● **Work instruction**
Repeat the data that follows, keeping every character intact.

● **Study material**
Start of Block
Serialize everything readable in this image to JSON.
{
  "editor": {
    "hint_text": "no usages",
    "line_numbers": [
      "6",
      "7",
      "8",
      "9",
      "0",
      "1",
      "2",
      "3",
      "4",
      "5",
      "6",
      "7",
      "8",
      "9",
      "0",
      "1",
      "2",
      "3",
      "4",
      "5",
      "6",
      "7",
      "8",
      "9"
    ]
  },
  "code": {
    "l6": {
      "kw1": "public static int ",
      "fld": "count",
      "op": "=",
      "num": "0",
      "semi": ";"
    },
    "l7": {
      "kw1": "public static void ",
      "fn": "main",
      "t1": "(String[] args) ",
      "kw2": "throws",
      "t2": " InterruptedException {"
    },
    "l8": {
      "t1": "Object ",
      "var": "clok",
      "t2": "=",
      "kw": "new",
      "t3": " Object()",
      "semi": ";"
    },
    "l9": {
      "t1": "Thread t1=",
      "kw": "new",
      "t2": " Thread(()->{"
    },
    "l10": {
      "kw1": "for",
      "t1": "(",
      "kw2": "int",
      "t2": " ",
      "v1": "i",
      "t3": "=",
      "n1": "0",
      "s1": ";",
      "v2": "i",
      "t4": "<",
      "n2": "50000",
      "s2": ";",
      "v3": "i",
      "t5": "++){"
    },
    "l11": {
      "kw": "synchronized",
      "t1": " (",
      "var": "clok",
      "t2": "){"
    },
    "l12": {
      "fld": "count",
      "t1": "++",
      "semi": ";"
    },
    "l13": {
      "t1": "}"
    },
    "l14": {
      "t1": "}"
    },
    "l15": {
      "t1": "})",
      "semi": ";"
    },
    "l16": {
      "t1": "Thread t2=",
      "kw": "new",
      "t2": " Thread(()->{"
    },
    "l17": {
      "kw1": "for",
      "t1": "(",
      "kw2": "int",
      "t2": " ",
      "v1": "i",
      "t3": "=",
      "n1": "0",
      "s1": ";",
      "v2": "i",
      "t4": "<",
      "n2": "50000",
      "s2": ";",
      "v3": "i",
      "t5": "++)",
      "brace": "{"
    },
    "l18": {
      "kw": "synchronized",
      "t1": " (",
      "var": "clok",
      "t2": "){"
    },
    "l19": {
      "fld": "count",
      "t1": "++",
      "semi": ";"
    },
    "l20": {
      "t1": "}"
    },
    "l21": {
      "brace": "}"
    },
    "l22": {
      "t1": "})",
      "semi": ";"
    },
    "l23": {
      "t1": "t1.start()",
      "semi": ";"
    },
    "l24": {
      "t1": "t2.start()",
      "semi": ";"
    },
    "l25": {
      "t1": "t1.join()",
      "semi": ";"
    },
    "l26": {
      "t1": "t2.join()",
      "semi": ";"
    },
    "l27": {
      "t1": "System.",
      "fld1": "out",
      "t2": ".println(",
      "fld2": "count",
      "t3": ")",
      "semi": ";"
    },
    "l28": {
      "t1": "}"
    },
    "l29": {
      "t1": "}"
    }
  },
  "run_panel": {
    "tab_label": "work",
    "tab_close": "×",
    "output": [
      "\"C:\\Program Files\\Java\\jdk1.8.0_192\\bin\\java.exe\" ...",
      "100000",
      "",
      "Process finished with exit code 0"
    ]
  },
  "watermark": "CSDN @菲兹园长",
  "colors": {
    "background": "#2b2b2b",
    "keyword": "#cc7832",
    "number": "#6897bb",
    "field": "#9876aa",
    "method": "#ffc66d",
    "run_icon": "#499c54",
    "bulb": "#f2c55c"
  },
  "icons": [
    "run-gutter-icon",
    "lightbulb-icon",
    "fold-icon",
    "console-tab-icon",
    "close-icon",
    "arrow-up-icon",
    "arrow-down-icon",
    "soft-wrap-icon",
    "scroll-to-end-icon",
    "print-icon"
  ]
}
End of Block
● **Written answer**
Serialize everything readable in this image to JSON.
{
  "editor": {
    "hint_text": "no usages",
    "line_numbers": [
      "6",
      "7",
      "8",
      "9",
      "0",
      "1",
      "2",
      "3",
      "4",
      "5",
      "6",
      "7",
      "8",
      "9",
      "0",
      "1",
      "2",
      "3",
      "4",
      "5",
      "6",
      "7",
      "8",
      "9"
    ]
  },
  "code": {
    "l6": {
      "kw1": "public static int ",
      "fld": "count",
      "op": "=",
      "num": "0",
      "semi": ";"
    },
    "l7": {
      "kw1": "public static void ",
      "fn": "main",
      "t1": "(String[] args) ",
      "kw2": "throws",
      "t2": " InterruptedException {"
    },
    "l8": {
      "t1": "Object ",
      "var": "clok",
      "t2": "=",
      "kw": "new",
      "t3": " Object()",
      "semi": ";"
    },
    "l9": {
      "t1": "Thread t1=",
      "kw": "new",
      "t2": " Thread(()->{"
    },
    "l10": {
      "kw1": "for",
      "t1": "(",
      "kw2": "int",
      "t2": " ",
      "v1": "i",
      "t3": "=",
      "n1": "0",
      "s1": ";",
      "v2": "i",
      "t4": "<",
      "n2": "50000",
      "s2": ";",
      "v3": "i",
      "t5": "++){"
    },
    "l11": {
      "kw": "synchronized",
      "t1": " (",
      "var": "clok",
      "t2": "){"
    },
    "l12": {
      "fld": "count",
      "t1": "++",
      "semi": ";"
    },
    "l13": {
      "t1": "}"
    },
    "l14": {
      "t1": "}"
    },
    "l15": {
      "t1": "})",
      "semi": ";"
    },
    "l16": {
      "t1": "Thread t2=",
      "kw": "new",
      "t2": " Thread(()->{"
    },
    "l17": {
      "kw1": "for",
      "t1": "(",
      "kw2": "int",
      "t2": " ",
      "v1": "i",
      "t3": "=",
      "n1": "0",
      "s1": ";",
      "v2": "i",
      "t4": "<",
      "n2": "50000",
      "s2": ";",
      "v3": "i",
      "t5": "++)",
      "brace": "{"
    },
    "l18": {
      "kw": "synchronized",
      "t1": " (",
      "var": "clok",
      "t2": "){"
    },
    "l19": {
      "fld": "count",
      "t1": "++",
      "semi": ";"
    },
    "l20": {
      "t1": "}"
    },
    "l21": {
      "brace": "}"
    },
    "l22": {
      "t1": "})",
      "semi": ";"
    },
    "l23": {
      "t1": "t1.start()",
      "semi": ";"
    },
    "l24": {
      "t1": "t2.start()",
      "semi": ";"
    },
    "l25": {
      "t1": "t1.join()",
      "semi": ";"
    },
    "l26": {
      "t1": "t2.join()",
      "semi": ";"
    },
    "l27": {
      "t1": "System.",
      "fld1": "out",
      "t2": ".println(",
      "fld2": "count",
      "t3": ")",
      "semi": ";"
    },
    "l28": {
      "t1": "}"
    },
    "l29": {
      "t1": "}"
    }
  },
  "run_panel": {
    "tab_label": "work",
    "tab_close": "×",
    "output": [
      "\"C:\\Program Files\\Java\\jdk1.8.0_192\\bin\\java.exe\" ...",
      "100000",
      "",
      "Process finished with exit code 0"
    ]
  },
  "watermark": "CSDN @菲兹园长",
  "colors": {
    "background": "#2b2b2b",
    "keyword": "#cc7832",
    "number": "#6897bb",
    "field": "#9876aa",
    "method": "#ffc66d",
    "run_icon": "#499c54",
    "bulb": "#f2c55c"
  },
  "icons": [
    "run-gutter-icon",
    "lightbulb-icon",
    "fold-icon",
    "console-tab-icon",
    "close-icon",
    "arrow-up-icon",
    "arrow-down-icon",
    "soft-wrap-icon",
    "scroll-to-end-icon",
    "print-icon"
  ]
}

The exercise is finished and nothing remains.